● **WHAT YOU HAVE TO DO**: Each record that follows goes into your reply unchanged; the pictures do not.

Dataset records
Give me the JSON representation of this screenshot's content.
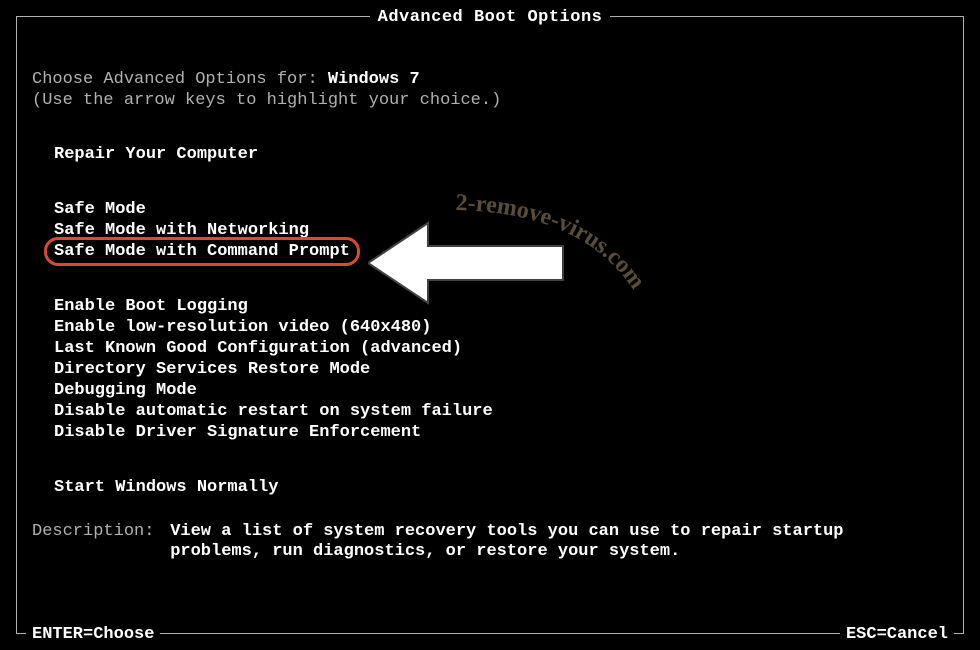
{
  "title": "Advanced Boot Options",
  "subtitle_prefix": "Choose Advanced Options for: ",
  "os_name": "Windows 7",
  "hint": "(Use the arrow keys to highlight your choice.)",
  "groups": {
    "g1": [
      "Repair Your Computer"
    ],
    "g2": [
      "Safe Mode",
      "Safe Mode with Networking",
      "Safe Mode with Command Prompt"
    ],
    "g3": [
      "Enable Boot Logging",
      "Enable low-resolution video (640x480)",
      "Last Known Good Configuration (advanced)",
      "Directory Services Restore Mode",
      "Debugging Mode",
      "Disable automatic restart on system failure",
      "Disable Driver Signature Enforcement"
    ],
    "g4": [
      "Start Windows Normally"
    ]
  },
  "highlighted_item": "Safe Mode with Command Prompt",
  "description_label": "Description:",
  "description_text": "View a list of system recovery tools you can use to repair startup problems, run diagnostics, or restore your system.",
  "footer_left": "ENTER=Choose",
  "footer_right": "ESC=Cancel",
  "watermark": "2-remove-virus.com",
  "annotation_color": "#d84a36"
}
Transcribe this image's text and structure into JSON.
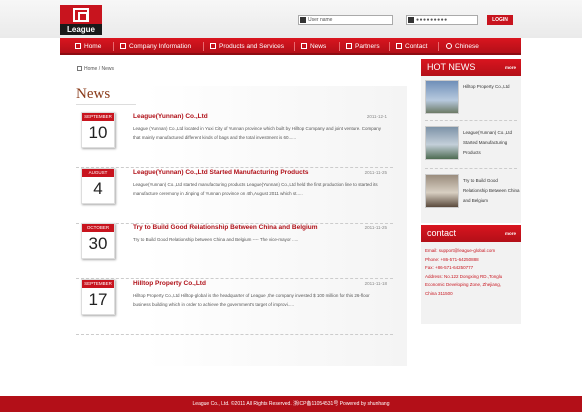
{
  "header": {
    "logo_text": "League",
    "username_placeholder": "User name",
    "password_mask": "●●●●●●●●●",
    "login_label": "LOGIN"
  },
  "nav": {
    "items": [
      {
        "label": "Home",
        "icon": "home-icon"
      },
      {
        "label": "Company Information",
        "icon": "company-icon"
      },
      {
        "label": "Products and Services",
        "icon": "products-icon"
      },
      {
        "label": "News",
        "icon": "news-icon"
      },
      {
        "label": "Partners",
        "icon": "partners-icon"
      },
      {
        "label": "Contact",
        "icon": "contact-icon"
      },
      {
        "label": "Chinese",
        "icon": "language-icon"
      }
    ]
  },
  "breadcrumb": "Home / News",
  "page_title": "News",
  "news": [
    {
      "month": "SEPTEMBER",
      "day": "10",
      "title": "League(Yunnan) Co.,Ltd",
      "date": "2011-12-1",
      "summary": "League (Yunnan) Co.,Ltd located in Yuxi City of Yunnan province which built by Hilltop Company and joint venture. Company that mainly manufactured different kinds of bags and the total investment is 60......"
    },
    {
      "month": "AUGUST",
      "day": "4",
      "title": "League(Yunnan) Co.,Ltd Started Manufacturing Products",
      "date": "2011-11-25",
      "summary": "League(Yunnan) Co.,Ltd started manufacturing products League(Yunnan) Co.,Ltd held the first production line to started its manufacture ceremony in Jinping of Yunnan province on 4th,August 2011 which st....."
    },
    {
      "month": "OCTOBER",
      "day": "30",
      "title": "Try to Build Good Relationship Between China and Belgium",
      "date": "2011-11-25",
      "summary": "Try to Build Good Relationship between China and Belgium ---- The vice-mayor ....."
    },
    {
      "month": "SEPTEMBER",
      "day": "17",
      "title": "Hilltop Property Co.,Ltd",
      "date": "2011-11-18",
      "summary": "Hilltop Property Co.,Ltd Hilltop-global is the headquarter of League ,the company invested $ 100 million for this 26-floor business building which in order to achieve the government's target of improvi....."
    }
  ],
  "sidebar": {
    "hot_news_title": "HOT NEWS",
    "more_label": "more",
    "hot_items": [
      {
        "text": "Hilltop Property Co.,Ltd"
      },
      {
        "text": "League(Yunnan) Co.,Ltd Started Manufacturing Products"
      },
      {
        "text": "Try to Build Good Relationship Between China and Belgium"
      }
    ],
    "contact_title": "contact",
    "contact_lines": [
      "Email: support@league-global.com",
      "Phone: +86-571-64250888",
      "Fax: +86-571-64250777",
      "Address: No.122 Dongxing RD.,Tonglu",
      "Economic Developing Zone, Zhejiang,",
      "China 311500"
    ]
  },
  "footer": "League Co., Ltd. ©2011 All Rights Reserved. 浙ICP备11054531号  Powered by shunhang"
}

● **EXERCISE RESPONSE**:
Give me the JSON representation of this screenshot's content.
{
  "title": "Advanced Boot Options",
  "subtitle_prefix": "Choose Advanced Options for: ",
  "os_name": "Windows 7",
  "hint": "(Use the arrow keys to highlight your choice.)",
  "groups": {
    "g1": [
      "Repair Your Computer"
    ],
    "g2": [
      "Safe Mode",
      "Safe Mode with Networking",
      "Safe Mode with Command Prompt"
    ],
    "g3": [
      "Enable Boot Logging",
      "Enable low-resolution video (640x480)",
      "Last Known Good Configuration (advanced)",
      "Directory Services Restore Mode",
      "Debugging Mode",
      "Disable automatic restart on system failure",
      "Disable Driver Signature Enforcement"
    ],
    "g4": [
      "Start Windows Normally"
    ]
  },
  "highlighted_item": "Safe Mode with Command Prompt",
  "description_label": "Description:",
  "description_text": "View a list of system recovery tools you can use to repair startup problems, run diagnostics, or restore your system.",
  "footer_left": "ENTER=Choose",
  "footer_right": "ESC=Cancel",
  "watermark": "2-remove-virus.com",
  "annotation_color": "#d84a36"
}
Transcribe this image's text and structure into JSON.
{
  "header": {
    "logo_text": "League",
    "username_placeholder": "User name",
    "password_mask": "●●●●●●●●●",
    "login_label": "LOGIN"
  },
  "nav": {
    "items": [
      {
        "label": "Home",
        "icon": "home-icon"
      },
      {
        "label": "Company Information",
        "icon": "company-icon"
      },
      {
        "label": "Products and Services",
        "icon": "products-icon"
      },
      {
        "label": "News",
        "icon": "news-icon"
      },
      {
        "label": "Partners",
        "icon": "partners-icon"
      },
      {
        "label": "Contact",
        "icon": "contact-icon"
      },
      {
        "label": "Chinese",
        "icon": "language-icon"
      }
    ]
  },
  "breadcrumb": "Home / News",
  "page_title": "News",
  "news": [
    {
      "month": "SEPTEMBER",
      "day": "10",
      "title": "League(Yunnan) Co.,Ltd",
      "date": "2011-12-1",
      "summary": "League (Yunnan) Co.,Ltd located in Yuxi City of Yunnan province which built by Hilltop Company and joint venture. Company that mainly manufactured different kinds of bags and the total investment is 60......"
    },
    {
      "month": "AUGUST",
      "day": "4",
      "title": "League(Yunnan) Co.,Ltd Started Manufacturing Products",
      "date": "2011-11-25",
      "summary": "League(Yunnan) Co.,Ltd started manufacturing products League(Yunnan) Co.,Ltd held the first production line to started its manufacture ceremony in Jinping of Yunnan province on 4th,August 2011 which st....."
    },
    {
      "month": "OCTOBER",
      "day": "30",
      "title": "Try to Build Good Relationship Between China and Belgium",
      "date": "2011-11-25",
      "summary": "Try to Build Good Relationship between China and Belgium ---- The vice-mayor ....."
    },
    {
      "month": "SEPTEMBER",
      "day": "17",
      "title": "Hilltop Property Co.,Ltd",
      "date": "2011-11-18",
      "summary": "Hilltop Property Co.,Ltd Hilltop-global is the headquarter of League ,the company invested $ 100 million for this 26-floor business building which in order to achieve the government's target of improvi....."
    }
  ],
  "sidebar": {
    "hot_news_title": "HOT NEWS",
    "more_label": "more",
    "hot_items": [
      {
        "text": "Hilltop Property Co.,Ltd"
      },
      {
        "text": "League(Yunnan) Co.,Ltd Started Manufacturing Products"
      },
      {
        "text": "Try to Build Good Relationship Between China and Belgium"
      }
    ],
    "contact_title": "contact",
    "contact_lines": [
      "Email: support@league-global.com",
      "Phone: +86-571-64250888",
      "Fax: +86-571-64250777",
      "Address: No.122 Dongxing RD.,Tonglu",
      "Economic Developing Zone, Zhejiang,",
      "China 311500"
    ]
  },
  "footer": "League Co., Ltd. ©2011 All Rights Reserved. 浙ICP备11054531号  Powered by shunhang"
}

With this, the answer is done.